Each of the scientific quadrants identified by Stokes is important to the common good. Those who argue for the value of basic research have no trouble finding examples of work inspired only by intellectual curiosity that turned out to be extremely practical. Bohrs' work on quantum physics is a case in point.

Without in any way diminishing the value of basic research, whether use-inspired or not, I want to argue for the importance of activities in Edison's quadrant, particularly for topics in which there is a large distance between what the world needs and what realistically can be expected to flow from basic research, and for topics in which problem solutions are richly multivariate and contextual.

Education is such an area: a field in which there is a gulf between the bench and the trench, and in which the trench is complicated by many players, settings, and circumstances. Choose what you consider to be the most exciting developments from basic research in Bohrs' or Pasteur's quadrants that are relevant to education. I'll pick developments in cognitive neuroscience. Paint the rosiest scenario you dare for basic scientific progress in the topic you've chosen over the next 15 years. Then ask yourself what would need to be done to translate those imagined findings into applications that would have wide and powerful effects on education outcomes. I don't know about you, but I'm not optimistic that the results of basic research, even if the findings are powerful, will flow directly and naturally into education. Goodness! Education hasn't even incorporated into instruction what we know from basic research about the effects of massed versus distributed practice - and I learned about that in a psychology course I took in 1962.

Yes, the world needs basic research in disciplines related to education, such as economics, psychology, and management. But education won't be transformed by applications of research until someone engineers systems and approaches and packages that work in the settings in which they will be deployed. For my example of massed versus distributed practice, we need curricula that administrators will select and that teachers will follow that distributes and sequences content appropriately. Likewise, for other existing knowledge or new breakthroughs, we need effective delivery systems. The model that Edison provides of an invention factory that moves from inspiration through lab research to trials of effectiveness to promotion and finally to distribution and product support is particularly applicable to education.

In summary, the Institute's statutory mission, as well as the conceptual model I've just outlined, points the Institute toward applied research, Edison's quadrant.

I've labeled this chart, "Edison's quadrant, mostly," because I understand that it is important to nurture the development of basic knowledge related to education, particularly in areas in which other science agencies and major foundation's aren't involved. Thus, when resources permit, the Institute will support work that examines underlying process and mechanisms, and work that is initiated by the field. For instance, the President's budget request for the Institute for fiscal year 04 includes a healthy amount of money for a field-initiated competition. In addition, many of our new funding programs that are squarely focused on application, such as our program in preschool curriculum evaluation, provide for grantees to carry out parallel research that examines underlying processes.

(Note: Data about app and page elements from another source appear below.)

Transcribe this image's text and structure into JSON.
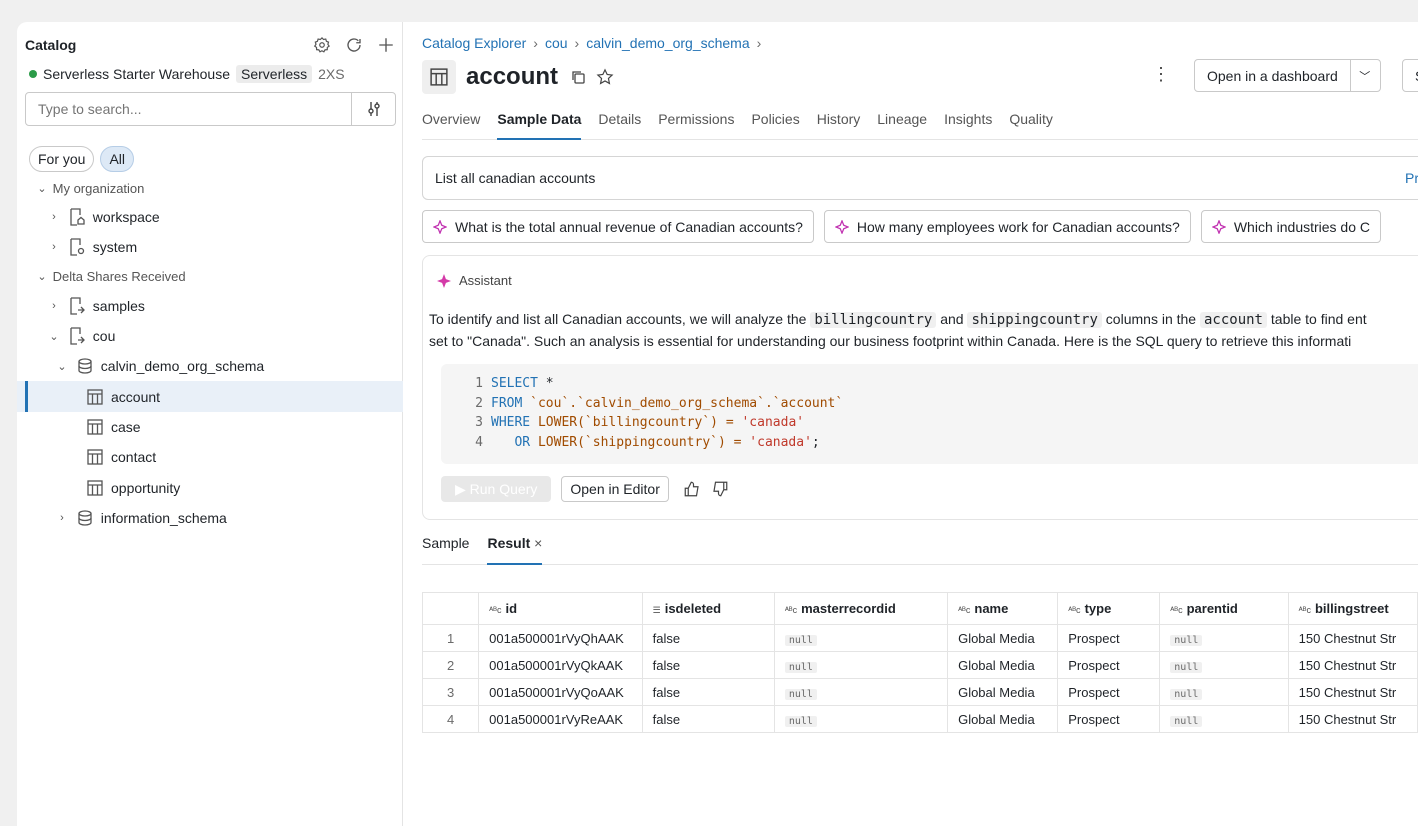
{
  "sidebar": {
    "title": "Catalog",
    "warehouse": {
      "name": "Serverless Starter Warehouse",
      "type_badge": "Serverless",
      "size": "2XS",
      "status_color": "#2b9b48"
    },
    "search_placeholder": "Type to search...",
    "filters": {
      "for_you": "For you",
      "all": "All"
    },
    "tree": {
      "my_org": "My organization",
      "workspace": "workspace",
      "system": "system",
      "delta_shares": "Delta Shares Received",
      "samples": "samples",
      "cou": "cou",
      "schema": "calvin_demo_org_schema",
      "account": "account",
      "case": "case",
      "contact": "contact",
      "opportunity": "opportunity",
      "information_schema": "information_schema"
    }
  },
  "breadcrumb": {
    "items": [
      "Catalog Explorer",
      "cou",
      "calvin_demo_org_schema"
    ],
    "sep": "›"
  },
  "header": {
    "title": "account",
    "dashboard_btn": "Open in a dashboard",
    "cut_btn": "S"
  },
  "tabs": [
    "Overview",
    "Sample Data",
    "Details",
    "Permissions",
    "Policies",
    "History",
    "Lineage",
    "Insights",
    "Quality"
  ],
  "prompt": {
    "text": "List all canadian accounts",
    "right_cut": "Pr"
  },
  "suggestions": [
    "What is the total annual revenue of Canadian accounts?",
    "How many employees work for Canadian accounts?",
    "Which industries do C"
  ],
  "assistant": {
    "label": "Assistant",
    "line1": {
      "a": "To identify and list all Canadian accounts, we will analyze the ",
      "code1": "billingcountry",
      "b": " and ",
      "code2": "shippingcountry",
      "c": " columns in the ",
      "code3": "account",
      "d": " table to find ent"
    },
    "line2": "set to \"Canada\". Such an analysis is essential for understanding our business footprint within Canada. Here is the SQL query to retrieve this informati",
    "code": {
      "l1": {
        "n": "1",
        "kw": "SELECT",
        "rest": " *"
      },
      "l2": {
        "n": "2",
        "kw": "FROM",
        "rest": " `cou`.`calvin_demo_org_schema`.`account`"
      },
      "l3": {
        "n": "3",
        "kw": "WHERE",
        "fn": " LOWER",
        "mid": "(`billingcountry`) = ",
        "str": "'canada'"
      },
      "l4": {
        "n": "4",
        "kw": "   OR",
        "fn": " LOWER",
        "mid": "(`shippingcountry`) = ",
        "str": "'canada'",
        "end": ";"
      }
    },
    "run_btn": "▶ Run Query",
    "editor_btn": "Open in Editor"
  },
  "result_tabs": {
    "sample": "Sample",
    "result": "Result"
  },
  "table": {
    "columns": [
      "id",
      "isdeleted",
      "masterrecordid",
      "name",
      "type",
      "parentid",
      "billingstreet"
    ],
    "rows": [
      {
        "n": "1",
        "id": "001a500001rVyQhAAK",
        "isdeleted": "false",
        "master": "null",
        "name": "Global Media",
        "type": "Prospect",
        "parent": "null",
        "street": "150 Chestnut Str"
      },
      {
        "n": "2",
        "id": "001a500001rVyQkAAK",
        "isdeleted": "false",
        "master": "null",
        "name": "Global Media",
        "type": "Prospect",
        "parent": "null",
        "street": "150 Chestnut Str"
      },
      {
        "n": "3",
        "id": "001a500001rVyQoAAK",
        "isdeleted": "false",
        "master": "null",
        "name": "Global Media",
        "type": "Prospect",
        "parent": "null",
        "street": "150 Chestnut Str"
      },
      {
        "n": "4",
        "id": "001a500001rVyReAAK",
        "isdeleted": "false",
        "master": "null",
        "name": "Global Media",
        "type": "Prospect",
        "parent": "null",
        "street": "150 Chestnut Str"
      }
    ]
  },
  "colors": {
    "accent": "#2272b4",
    "selected_bg": "#e9f0f8"
  }
}
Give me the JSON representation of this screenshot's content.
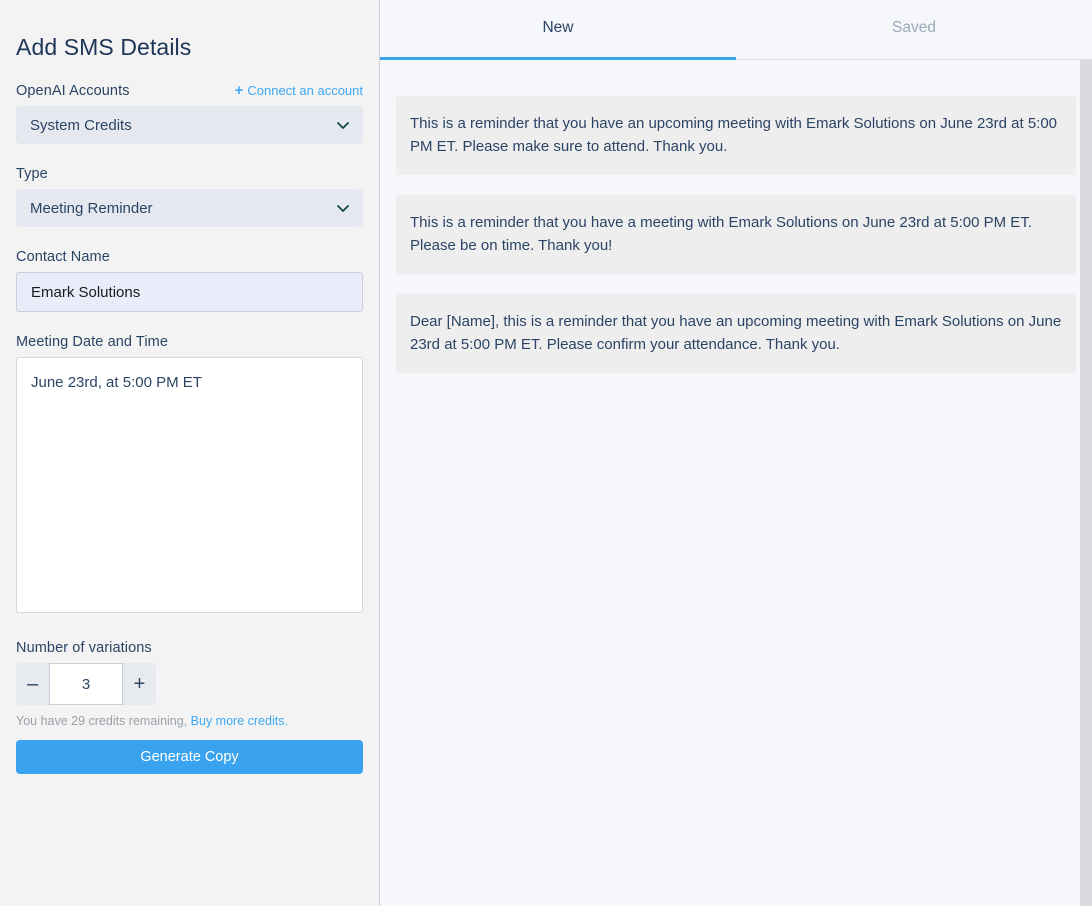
{
  "sidebar": {
    "title": "Add SMS Details",
    "accounts": {
      "label": "OpenAI Accounts",
      "connect_label": "Connect an account",
      "plus_icon": "plus-icon",
      "selected": "System Credits"
    },
    "type": {
      "label": "Type",
      "selected": "Meeting Reminder"
    },
    "contact_name": {
      "label": "Contact Name",
      "value": "Emark Solutions",
      "placeholder": "Contact Name"
    },
    "meeting_datetime": {
      "label": "Meeting Date and Time",
      "value": "June 23rd, at 5:00 PM ET",
      "placeholder": "Meeting Date and Time"
    },
    "variations": {
      "label": "Number of variations",
      "value": "3",
      "decrement_label": "–",
      "increment_label": "+"
    },
    "credits": {
      "text": "You have 29 credits remaining,",
      "link": "Buy more credits."
    },
    "generate_label": "Generate Copy"
  },
  "main": {
    "tabs": [
      {
        "label": "New",
        "active": true
      },
      {
        "label": "Saved",
        "active": false
      }
    ],
    "results": [
      "This is a reminder that you have an upcoming meeting with Emark Solutions on June 23rd at 5:00 PM ET. Please make sure to attend. Thank you.",
      "This is a reminder that you have a meeting with Emark Solutions on June 23rd at 5:00 PM ET. Please be on time. Thank you!",
      "Dear [Name], this is a reminder that you have an upcoming meeting with Emark Solutions on June 23rd at 5:00 PM ET. Please confirm your attendance. Thank you."
    ]
  },
  "colors": {
    "accent_blue": "#3aa3ef",
    "link_blue": "#3fa9f5",
    "text_navy": "#2b4465",
    "card_bg": "#eeeeee",
    "chevron": "#0f4b46"
  }
}
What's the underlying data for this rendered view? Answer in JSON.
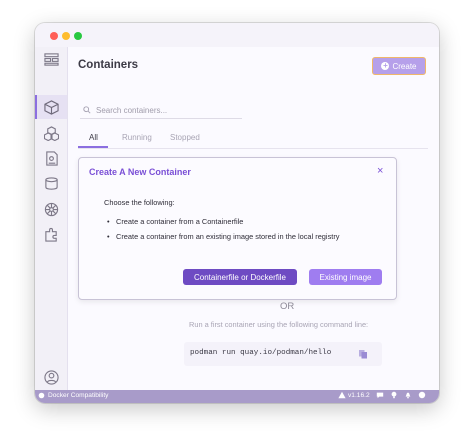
{
  "page": {
    "title": "Containers"
  },
  "header": {
    "create_label": "Create"
  },
  "search": {
    "placeholder": "Search containers..."
  },
  "tabs": [
    {
      "label": "All",
      "active": true
    },
    {
      "label": "Running",
      "active": false
    },
    {
      "label": "Stopped",
      "active": false
    }
  ],
  "sidebar": {
    "items": [
      {
        "icon": "dashboard-icon",
        "active": false
      },
      {
        "icon": "containers-icon",
        "active": true
      },
      {
        "icon": "pods-icon",
        "active": false
      },
      {
        "icon": "images-icon",
        "active": false
      },
      {
        "icon": "volumes-icon",
        "active": false
      },
      {
        "icon": "kubernetes-icon",
        "active": false
      },
      {
        "icon": "extensions-icon",
        "active": false
      }
    ],
    "bottom": [
      {
        "icon": "account-icon"
      },
      {
        "icon": "settings-icon"
      }
    ]
  },
  "modal": {
    "title": "Create A New Container",
    "close_label": "×",
    "intro": "Choose the following:",
    "bullets": [
      "Create a container from a Containerfile",
      "Create a container from an existing image stored in the local registry"
    ],
    "primary_button": "Containerfile or Dockerfile",
    "secondary_button": "Existing image"
  },
  "empty_state": {
    "or_text": "OR",
    "hint": "Run a first container using the following command line:",
    "command": "podman run quay.io/podman/hello"
  },
  "statusbar": {
    "left_label": "Docker Compatibility",
    "version": "v1.16.2",
    "accent_color": "#a89bc9"
  },
  "colors": {
    "accent": "#8b6ee0",
    "primary_button": "#6e4bc3",
    "secondary_button": "#9f7df0"
  }
}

That said, I reiterate that the primary focus for the Institute will be on work that has high consideration of use, that is practical, that is applied, that is relevant to practitioners and policy makers.